Where does this road lead? Read on...
Three sisters and I went for a road trip the day before the "official" family reunion. We started the day with a "sisters breakfast" for those who arrived early. Judy (who lives near Lost River State Park), Mary, Theresa and I all arrived Thursday night. We had a leisurely breakfast, then Theresa said, "I want to go on a road trip. Who wants to go?"
"Where?" we asked.
"Dolly Sods," she said.
If you live in West Virginia you have probably heard of the Dolly Sods wilderness area. It's high atop a mountain, covered with spruce trees, rocks and...a bog. That's right. It's an alpine bog complete with plants usually found only in alpine settings. It is beautiful, wild, and well worth a little road trip.
So off we went. We only stopped at one yard sale along the way, a testament to our determination to see Dolly Sods. I was driving because I knew the way. I have to admit that the car went backwards almost as often as forwards, because we'd see a wild flower or an incredible view and we'd have to reverse to see it. Theresa had several good adrenaline rushes as she looked out her car window at the precipitous drop speeding by--backwards.
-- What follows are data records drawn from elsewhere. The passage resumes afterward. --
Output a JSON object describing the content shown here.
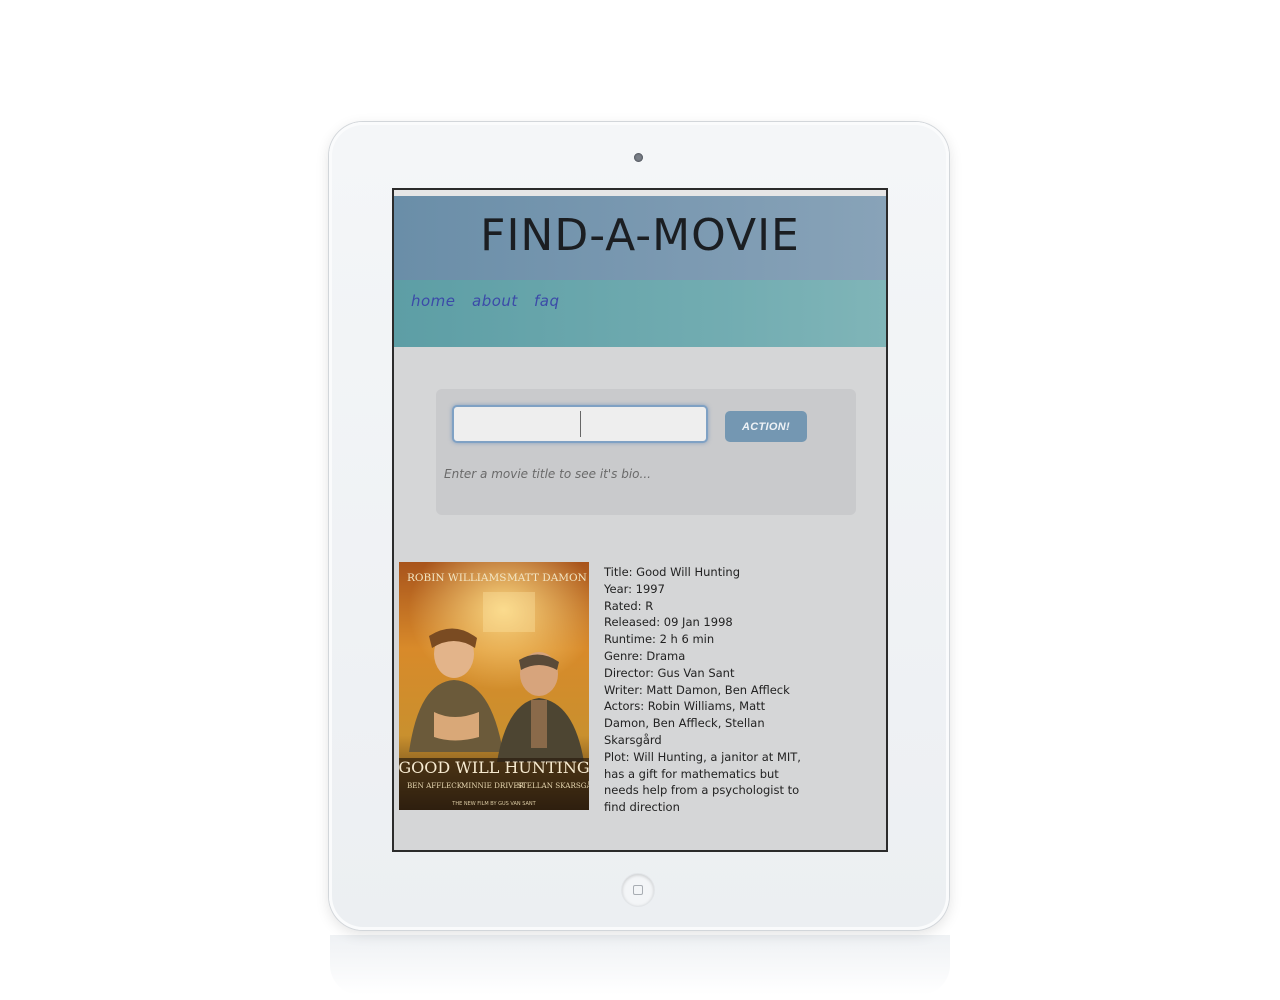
{
  "site": {
    "title": "FIND-A-MOVIE"
  },
  "nav": {
    "items": [
      {
        "label": "home"
      },
      {
        "label": "about"
      },
      {
        "label": "faq"
      }
    ]
  },
  "search": {
    "value": "",
    "placeholder": "",
    "button_label": "ACTION!",
    "hint": "Enter a movie title to see it's bio..."
  },
  "movie": {
    "poster": {
      "top_credits": [
        "ROBIN WILLIAMS",
        "MATT DAMON"
      ],
      "title": "GOOD WILL HUNTING",
      "bottom_credits": [
        "BEN AFFLECK",
        "MINNIE DRIVER",
        "STELLAN SKARSGÅRD"
      ],
      "tagline": "THE NEW FILM BY GUS VAN SANT"
    },
    "lines": [
      "Title: Good Will Hunting",
      "Year: 1997",
      "Rated: R",
      "Released: 09 Jan 1998",
      "Runtime: 2 h 6 min",
      "Genre: Drama",
      "Director: Gus Van Sant",
      "Writer: Matt Damon, Ben Affleck",
      "Actors: Robin Williams, Matt Damon, Ben Affleck, Stellan Skarsgård",
      "Plot: Will Hunting, a janitor at MIT, has a gift for mathematics but needs help from a psychologist to find direction"
    ]
  }
}
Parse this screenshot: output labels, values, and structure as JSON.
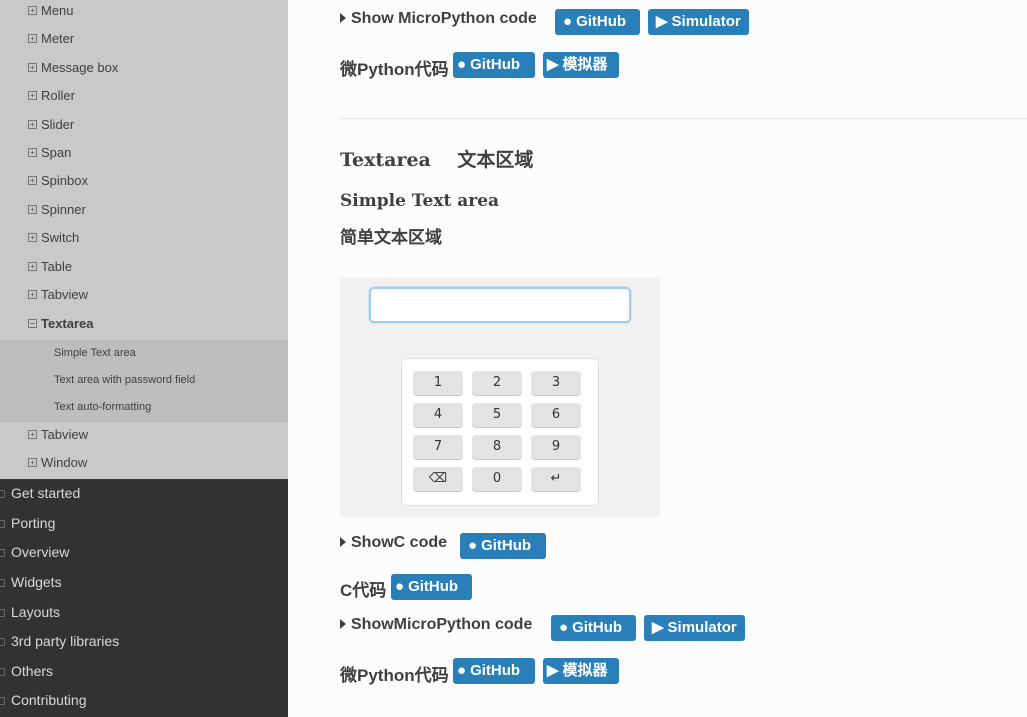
{
  "sidebar": {
    "widget_items": [
      "Menu",
      "Meter",
      "Message box",
      "Roller",
      "Slider",
      "Span",
      "Spinbox",
      "Spinner",
      "Switch",
      "Table",
      "Tabview"
    ],
    "current": "Textarea",
    "current_sub": [
      "Simple Text area",
      "Text area with password field",
      "Text auto-formatting"
    ],
    "after_current": [
      "Tabview",
      "Window"
    ],
    "top_sections": [
      "Get started",
      "Porting",
      "Overview",
      "Widgets",
      "Layouts",
      "3rd party libraries",
      "Others",
      "Contributing"
    ]
  },
  "top_block": {
    "show_mp_label": "Show MicroPython code",
    "github": "GitHub",
    "simulator": "Simulator",
    "cn_label": "微Python代码",
    "cn_github": "GitHub",
    "cn_sim": "模拟器"
  },
  "section": {
    "title_en": "Textarea",
    "title_cn": "文本区域",
    "example_en": "Simple Text area",
    "example_cn": "简单文本区域"
  },
  "keypad": {
    "keys": [
      "1",
      "2",
      "3",
      "4",
      "5",
      "6",
      "7",
      "8",
      "9",
      "⌫",
      "0",
      "↵"
    ]
  },
  "bottom_block": {
    "show_c_label": "ShowC code",
    "c_github": "GitHub",
    "c_cn_label": "C代码",
    "c_cn_github": "GitHub",
    "show_mp_label": "ShowMicroPython code",
    "mp_github": "GitHub",
    "mp_sim": "Simulator",
    "mp_cn_label": "微Python代码",
    "mp_cn_github": "GitHub",
    "mp_cn_sim": "模拟器"
  }
}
On the way up the mountain, we saw an intriguing little spot and stopped to investigate. There we found a wildflower I have read about but never seen--the painted trillium. It was beautiful, and there were many scattered around the bog.
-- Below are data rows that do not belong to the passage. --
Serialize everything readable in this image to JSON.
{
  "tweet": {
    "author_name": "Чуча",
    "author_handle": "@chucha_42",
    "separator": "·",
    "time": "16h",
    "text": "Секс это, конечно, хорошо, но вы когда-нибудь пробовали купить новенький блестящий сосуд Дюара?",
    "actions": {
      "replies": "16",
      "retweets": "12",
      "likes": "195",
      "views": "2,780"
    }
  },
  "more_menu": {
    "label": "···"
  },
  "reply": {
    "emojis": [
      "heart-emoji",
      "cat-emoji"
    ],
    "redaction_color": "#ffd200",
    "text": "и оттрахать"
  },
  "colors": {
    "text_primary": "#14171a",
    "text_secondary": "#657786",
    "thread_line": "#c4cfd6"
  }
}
There were other wildflowers here--they will be featured in another post this week.
We drove on and soon came to the gate leading into the wilderness area. Key word there--gate. Never in all my visits to Dolly Sods has that gate been closed. Other people were there, milling about--young people who had traveled from Pennsylvania to hike some of the trails and camp in the primitive campground.
We looked for a way around the gate. There was none. There was also no explanation as to why the gate was locked. It was so frustrating. Theresa and Mary walked a little way along the road and discovered this: The wild bleeding hearts stretched under the evergreens as far back into the woods as we could see.
We looked and photographed and then realized that we had left all our purses in the car, with the doors unlocked--and the keys in the ignition. We hadn't planned to take a walk! Judy took a photo of me taking a photo of Mary and Theresa bending over a plant. I was careful not to take an unflattering "rear" shot, but from the look on her face, I'm not sure Judy was so kind!
All was well when we got back to the car. We headed back down the mountain and towards a gas station because the gas gauge was in an uncomfortable place for being so far from town. We stopped several times going down the mountain to take more photos--and met someone who will be featured in tomorrow's blog.
Try to get these three to be still and not get the giggles! Mary and Judy seem to be either holding Theresa upright or tickling her, but the truth is we were all laughing, at what I can't even remember. It was that kind of day.
It was a memorable trip, even with the disappointment of not actually being able to get into the wilderness area as we wanted. We can save that for next year, I guess. This year's photos were perhaps just a tease as to what we might actually see when we visit again.
(I have to say, however, that I don't understand the US Forest Service. There was no sign to say why the Dolly Sods road was closed. There is nothing on the website either--Theresa checked that before planning to go there, because we knew the road did close in winter for a while--but never this late in the Spring. There were at least 20 disappointed people when we were there--one group of 4 was from Harrogate, England and had driven from Shapherdstown, WV to hike in the area. Can you imagine how they felt? I am sure there is a good reason for the closure, but a simple sign would have made people at least understand the situation.)